Part I: Institutions

1. What Kind of Thing Is Islam?

2. The Nature of Institutions and Shared Thinking

Part II: Metaphysics

3. The Metaphysics of Antidualism

4. The Metaphysics of Meaning

5. The Metaphysics of Paradox

Part III: Islam and the Modern Project

6. The Language Analogy

7. Project and Tradition

8. One Islam, Many Islams, or No Islam?

Conclusion The Sighted Men and the Elephant

Works Cited

Uses the intellectual encounter between Islam and modernity to explore the nature of culture, civilization, religion, and tradition.

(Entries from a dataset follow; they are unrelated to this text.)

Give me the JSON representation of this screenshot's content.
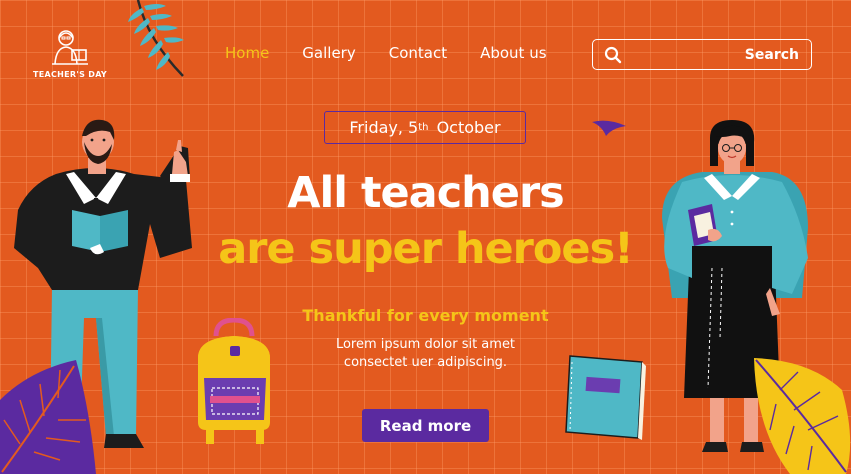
{
  "brand": {
    "logo_text": "TEACHER'S DAY"
  },
  "nav": {
    "items": [
      {
        "label": "Home",
        "active": true
      },
      {
        "label": "Gallery",
        "active": false
      },
      {
        "label": "Contact",
        "active": false
      },
      {
        "label": "About us",
        "active": false
      }
    ]
  },
  "search": {
    "label": "Search",
    "icon": "search-icon"
  },
  "hero": {
    "date_prefix": "Friday, 5",
    "date_suffix": "th",
    "date_rest": "October",
    "headline_line1": "All teachers",
    "headline_line2": "are super heroes!",
    "tagline": "Thankful for every moment",
    "body_line1": "Lorem ipsum dolor sit amet",
    "body_line2": "consectet uer adipiscing.",
    "cta_label": "Read more"
  },
  "colors": {
    "background": "#e35a1f",
    "accent_yellow": "#f5c518",
    "accent_purple": "#5b2aa0",
    "text_white": "#ffffff",
    "teal": "#4fb8c6"
  }
}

In Metaphysical Institutions, Caner K. Dagli explores the ultimate nature of the realities we call religions, cultures, civilizations, and traditions through the lens of a particular question often limited to religious studies, history, and anthropology, namely: "What is Islam?" The book is both a philosophical treatise about the nature of shared thinking that uses the encounter between the Modern Project and Islam as an illustrative example, and an exploration of the conceptualization of Islam in light of the metaphysics of consciousness and meaning.

Dagli first develops a comprehensive theory of the institution and then expands its meaning to include a new category called "metaphysical institutions," with the goal of establishing both necessary and empirically variable features of all institutions, including those that deal with ultimate questions. The new model is then used to analyze questions of authority and autonomy, rationality and imitation, the universal and the particular, and other enduring questions.

Caner K. Dagli is Associate Professor in the Department of Religious Studies at the College of the Holy Cross and the author of Ibn al-ʿArabī and Islamic Intellectual Culture: From Mysticism to Philosophy. He is also one of the general editors of The Study Quran: A New Translation and Commentary.


"This is a serious, imaginative, and thought-provoking deep dive into the relationship between Islam and the 'Modern Project.' It boldly expands no less than it challenges our understanding of both. Metaphysical Institutions will spawn robust and productive debate on numerous fronts, the question 'What is Islam?' for example, likely never ringing the same again. Caner Dagli has gifted the field with a handsome, fresh, courageous, thoughtful, and, no doubt, seminal contribution." — Sherman A. Jackson, King Faisal Chair of Islamic Thought and Culture at the University of Southern California

"Metaphysical Institutions is a watershed achievement, and it is sure to become a major work of theory for decades to come. Dagli engages ongoing conversations in religious studies concerning how to theorize 'religion,' while also contributing to debates in the fields of anthropology, philosophy, and cultural studies concerning the very nature of social reality and what it means to study nonmodern traditions in a post-Enlightenment world. The structure of the book and its accessibility will allow scholars to make wider connections with their own work, and it will also give them first-hand exposure to notions of 'Islam' and how to conceptualize it."— Muhammad U. Faruque, author of Sculpting the Self: Islam, Selfhood, and Human Flourishing

"What is Islam? Who are Muslims? How do we talk about religion, tradition, culture, and civilization in the context of modernity? In this book, Caner Dagli offers us a rich and sophisticated discussion of such broad and complex questions that are being asked urgently in the contemporary period. By reassessing some fundamental assumptions about these related concepts, he introduces readers to a world of fruitful ambiguity where it is possible to craft meaningful answers through a theoretically rigorous process and the use of appropriate conceptual tools. Bound to generate animated conversations in academia and beyond." — Asma Afsaruddin, Class of 1950 Herman B Wells Endowed Professor, Indiana University

"Metaphysical Institutions perspicaciously and convincingly argues that metaphysical assumptions and worldviews—both well and ill-conceived, and acknowledged and unacknowledged—constitute the real bases for all of our theorizations and attendant conceptualizations of selfhood, religion, culture, and civilization in general, and Islam and Muslims in particular." — Mohammed Rustom, Professor of Islamic Thought and Global Philosophy, Carleton University